To my surprise, the Tamiya wheels were quite thick. Thick enough to cut them in halve so that I can use the rear part of the Tamiya wheels (with the mounting pin) and the front part of the Revell wheels without too much problems.

I used a Crazy Modeler sawblade in my Dremel tool to cut up the Tamiya wheels. After I cut up the rims, I sanded them down a bit more with a grinding stone.

End of this update.

Peugeot 307 WRC "Pirelli", Tour de Corse 2006 (part 5)

Decalling the body
Before I started with decalling car body, I glued the air scoop on the roof of the car. I did sand the rear end of the air scoop a bit. I saw on some reference pictures that the air scoop wasn't closed. But the part provided with the kit was closed, so I opened it up.
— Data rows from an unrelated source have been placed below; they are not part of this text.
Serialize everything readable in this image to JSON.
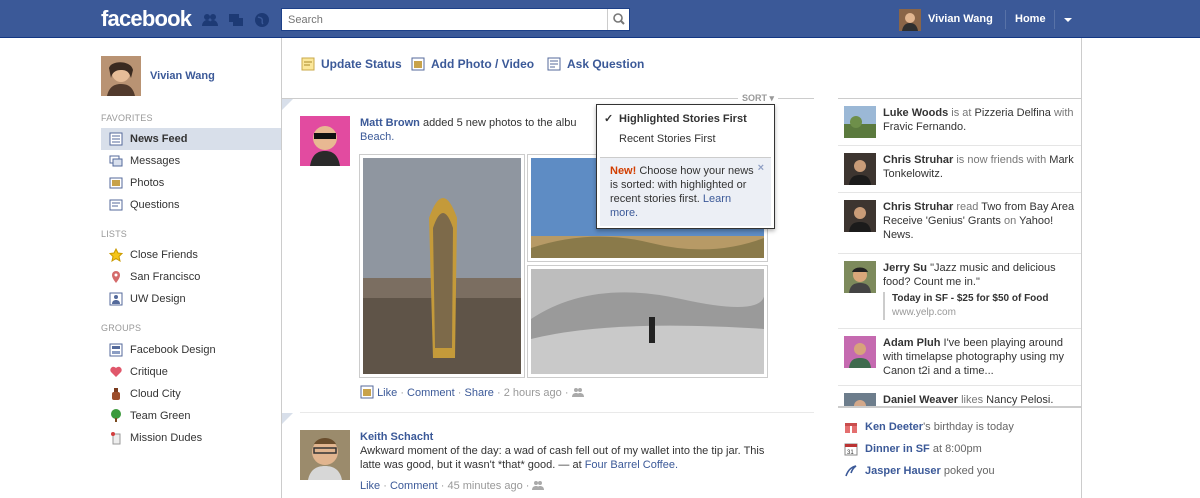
{
  "header": {
    "logo": "facebook",
    "search_placeholder": "Search",
    "user_name": "Vivian Wang",
    "home_label": "Home",
    "jewels": [
      "friend-requests-icon",
      "messages-icon",
      "notifications-icon"
    ]
  },
  "left_nav": {
    "profile_name": "Vivian Wang",
    "favorites_heading": "FAVORITES",
    "favorites": [
      {
        "label": "News Feed",
        "icon": "news-feed-icon",
        "selected": true
      },
      {
        "label": "Messages",
        "icon": "messages-icon"
      },
      {
        "label": "Photos",
        "icon": "photos-icon"
      },
      {
        "label": "Questions",
        "icon": "questions-icon"
      }
    ],
    "lists_heading": "LISTS",
    "lists": [
      {
        "label": "Close Friends",
        "icon": "star-icon"
      },
      {
        "label": "San Francisco",
        "icon": "location-pin-icon"
      },
      {
        "label": "UW Design",
        "icon": "person-icon"
      }
    ],
    "groups_heading": "GROUPS",
    "groups": [
      {
        "label": "Facebook Design",
        "icon": "group-icon"
      },
      {
        "label": "Critique",
        "icon": "heart-icon"
      },
      {
        "label": "Cloud City",
        "icon": "bottle-icon"
      },
      {
        "label": "Team Green",
        "icon": "tree-icon"
      },
      {
        "label": "Mission Dudes",
        "icon": "mission-icon"
      }
    ]
  },
  "composer": {
    "update_status": "Update Status",
    "add_photo": "Add Photo / Video",
    "ask_question": "Ask Question"
  },
  "sort": {
    "label": "SORT",
    "options": [
      "Highlighted Stories First",
      "Recent Stories First"
    ],
    "selected_index": 0,
    "note_new": "New!",
    "note_text": " Choose how your news is sorted: with highlighted or recent stories first.",
    "note_link": "Learn more.",
    "close_label": "×"
  },
  "stories": [
    {
      "author": "Matt Brown",
      "text": " added 5 new photos to the albu",
      "text_line2": "Beach.",
      "actions": {
        "like": "Like",
        "comment": "Comment",
        "share": "Share",
        "time": "2 hours ago",
        "sep": "·"
      }
    },
    {
      "author": "Keith Schacht",
      "text": "Awkward moment of the day: a wad of cash fell out of my wallet into the tip jar. This latte was good, but it wasn't *that* good. — at ",
      "place": "Four Barrel Coffee.",
      "actions": {
        "like": "Like",
        "comment": "Comment",
        "time": "45 minutes ago",
        "sep": "·"
      }
    }
  ],
  "ticker": [
    {
      "name": "Luke Woods",
      "mid": " is at ",
      "obj": "Pizzeria Delfina",
      "tail": " with ",
      "obj2": "Fravic Fernando."
    },
    {
      "name": "Chris Struhar",
      "mid": " is now friends with ",
      "obj": "Mark Tonkelowitz."
    },
    {
      "name": "Chris Struhar",
      "mid": " read ",
      "obj": "Two from Bay Area Receive 'Genius' Grants",
      "tail": " on ",
      "obj2": "Yahoo! News."
    },
    {
      "name": "Jerry Su",
      "mid": " \"Jazz music and delicious food? Count me in.\"",
      "attachment_title": "Today in SF - $25 for $50 of Food",
      "attachment_url": "www.yelp.com"
    },
    {
      "name": "Adam Pluh",
      "mid": " I've been playing around with timelapse photography using my Canon t2i and a time..."
    },
    {
      "name": "Daniel Weaver",
      "mid": " likes ",
      "obj": "Nancy Pelosi."
    }
  ],
  "events": [
    {
      "name": "Ken Deeter",
      "text": "'s birthday is today",
      "icon": "gift-icon"
    },
    {
      "name": "Dinner in SF",
      "text": " at 8:00pm",
      "icon": "calendar-icon"
    },
    {
      "name": "Jasper Hauser",
      "text": " poked you",
      "icon": "poke-icon"
    }
  ]
}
Decalling actually went without a problem. The decals for this build were made by Renaissance and are really great. I used MicroScale Set and Sol to get the decals to conform to the shape of the car. And bar for a few minor niggles, everything went without a hitch.
You can see the current state of affairs on the pictures below.

The keen observer of the pictures above may have noticed the minor niggles I was referring to.
Although I used Set and Sol on the decals, a few of them didn't want to down perfectly, as can be seen in the following pictures.
I am going to try to rectify that, but my efforts have so far been fruitless... But I keep trying.

Another minor thing I want to fix before I clearc…

Ferrari F430 (part 4)

A minor mishap
This build was quietly moving towards completion. Which was nice, because I want to take this car to the ESM contest at the end of November.
But when I took the bodyshell out to commence the polishing and waxing of the body, I noticed a small white spot on the front of the hood of the car.
Hmm, nothing serious I thought and tried to remove the offending spot swiftly, but carefully.
Yes, I got it removed. Oh no, the underlying paint too !!! Very nice.


Out came the sanding paper and micromesh clothes. I gave the car a good sanding, masked the vents of the engine room and airbrushed the whole car again.
And it turned out quite fine. This action gave me also the opportunity to repair the minor damage on the rear bumper.
On the pictures below is the current state. As can be seen on the right picture, there's still some sanding to do. But in general the paint is looking very good and I'm confident that I'm going to get this car ready in time for the ESM ev…